Christine Mou is an e-commerce live streamer with Shopshops, a company based here in NYC that does cross border e-commerce live streaming both on Taobao and on their own app, selling products from international brands to viewers in China.
(If you’re interested in hearing more about Shopshops you can check out episode 28 where I interviewed the company’s founder Liyia Wu. )
In today’s interview, Christine shares her experience as an e-commerce live streamer and gives tips for brands who would like to get started with selling and promoting their items through live streaming.
We also talk about the new WeChat live streaming feature that is currently being beta tested and whether or not she thinks it can compete with Taobao live streaming. And we also share our thoughts on Amazon Live (I’ll give you a hint – we think it’s terrible).
Lives in NYC, began working as a live streamer with Shopshops late last spring
Learn more about Shopshops from a previous interview with the company’s founder here
Shopshops does cross border e-commerce live streaming, selling products from international brands to viewers in China
Found live streaming difficult at first, a bit awkward.

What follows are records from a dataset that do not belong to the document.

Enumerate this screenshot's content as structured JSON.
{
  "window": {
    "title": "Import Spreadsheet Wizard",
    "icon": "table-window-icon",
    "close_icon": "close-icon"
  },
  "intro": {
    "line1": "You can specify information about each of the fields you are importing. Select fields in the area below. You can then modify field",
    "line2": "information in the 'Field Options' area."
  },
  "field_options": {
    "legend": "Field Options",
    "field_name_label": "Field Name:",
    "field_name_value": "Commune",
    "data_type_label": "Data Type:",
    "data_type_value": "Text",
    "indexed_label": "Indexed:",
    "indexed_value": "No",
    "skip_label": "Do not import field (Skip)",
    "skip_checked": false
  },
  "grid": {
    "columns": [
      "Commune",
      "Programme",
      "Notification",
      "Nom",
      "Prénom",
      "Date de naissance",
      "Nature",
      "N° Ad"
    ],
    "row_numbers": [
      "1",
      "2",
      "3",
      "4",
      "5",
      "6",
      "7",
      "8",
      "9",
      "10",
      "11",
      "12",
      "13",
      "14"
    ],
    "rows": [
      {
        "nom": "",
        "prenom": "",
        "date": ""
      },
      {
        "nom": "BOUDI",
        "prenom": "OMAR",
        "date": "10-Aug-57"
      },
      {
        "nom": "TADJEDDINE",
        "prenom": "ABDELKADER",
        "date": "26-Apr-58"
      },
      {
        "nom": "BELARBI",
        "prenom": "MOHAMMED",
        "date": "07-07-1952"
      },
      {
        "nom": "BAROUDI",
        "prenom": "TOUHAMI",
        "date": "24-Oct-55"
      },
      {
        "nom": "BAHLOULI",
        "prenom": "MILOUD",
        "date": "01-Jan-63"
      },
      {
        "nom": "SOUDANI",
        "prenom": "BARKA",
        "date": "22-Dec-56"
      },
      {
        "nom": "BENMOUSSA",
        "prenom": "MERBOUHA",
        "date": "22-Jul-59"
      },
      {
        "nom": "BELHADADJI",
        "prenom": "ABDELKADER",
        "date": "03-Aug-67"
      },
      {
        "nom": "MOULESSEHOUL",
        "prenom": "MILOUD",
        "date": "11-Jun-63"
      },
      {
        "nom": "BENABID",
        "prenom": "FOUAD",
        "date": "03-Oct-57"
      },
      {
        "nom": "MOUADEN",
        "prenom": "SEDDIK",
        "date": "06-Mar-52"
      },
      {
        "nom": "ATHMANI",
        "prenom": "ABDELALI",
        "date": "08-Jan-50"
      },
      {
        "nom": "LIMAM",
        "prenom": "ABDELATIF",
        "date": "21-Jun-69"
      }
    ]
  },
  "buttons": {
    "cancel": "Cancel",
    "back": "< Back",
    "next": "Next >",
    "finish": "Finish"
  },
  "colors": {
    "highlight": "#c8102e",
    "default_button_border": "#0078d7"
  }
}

She had to develop persuasive selling techniques and engagement skills
As an e-commerce live streamer, not only do you need to be an engaging streamer, but you also need to be good at choosing the right products that your audience will be interested in. Oftentimes they will pick what they think audience will like, but then have to switch as they go along
Metrics they care about – number of viewers, average viewing duration, conversion rate, return viewer rate
Why is e-commerce live streaming so popular in china?
Prevalence of e- commerce shopping
Live streaming adds value, viewers gain sense of realness and transparency
WOM and product demonstration by peers is very influential
In China in general 70% of e-commerce live stream viewers are females between ages 20-45
For Shopshops customers that skews slightly higher, average age around 35, have more financial ability to purchase premium products
Why does the audience trust streamers?
Streamers are not just sellers, they are influencers too
Viewers see them as friends and want to follow their lives
No separation between e-commerce and social in China
Streamers don’t always talk about products right away, they tend to chat first, and throughout the streams they engage with the audience non-stop
Brand stream vs. influencer streams
Small brands or brands with little brand recognition should work with live stream influencers
Stay small in the beginning and work with 1-2 very targeted KOLs
Challenge of representing a brand
Pressure of generating sales
Bigger brands could do it themselves, create in house live stream team
Brand streams – identify a person in your team who might already be doing something on social
No matter what, stay consistent!
WeChat live streaming
Has an advantage because WeChat is such a part of everyone’s lives
WeChat also has end to end functions of what an e - commerce live stream will need such as the ability to disseminating stream details to OA follower and seamless integration w/ WeChat Pay
Beta test proven 18-19% conversion rate which is much higher than average 5% conversion rate
Believes any brand with a presence on WeChat should leverage it, even if their following is small
Will Amazon Live succeed?
Will struggle to become mainstream
Difference in how Western consumers shop
Streamers on Amazon seem to be facing trouble establishing themselves as influencers, which makes it hard to convert
Tend to produce these informational one-way videos
Chinese streamers try to have two-way interaction
Watching Amazon Live feels like watching an unknown YouTuber doing a product review
These Amazon live streamers have no social influence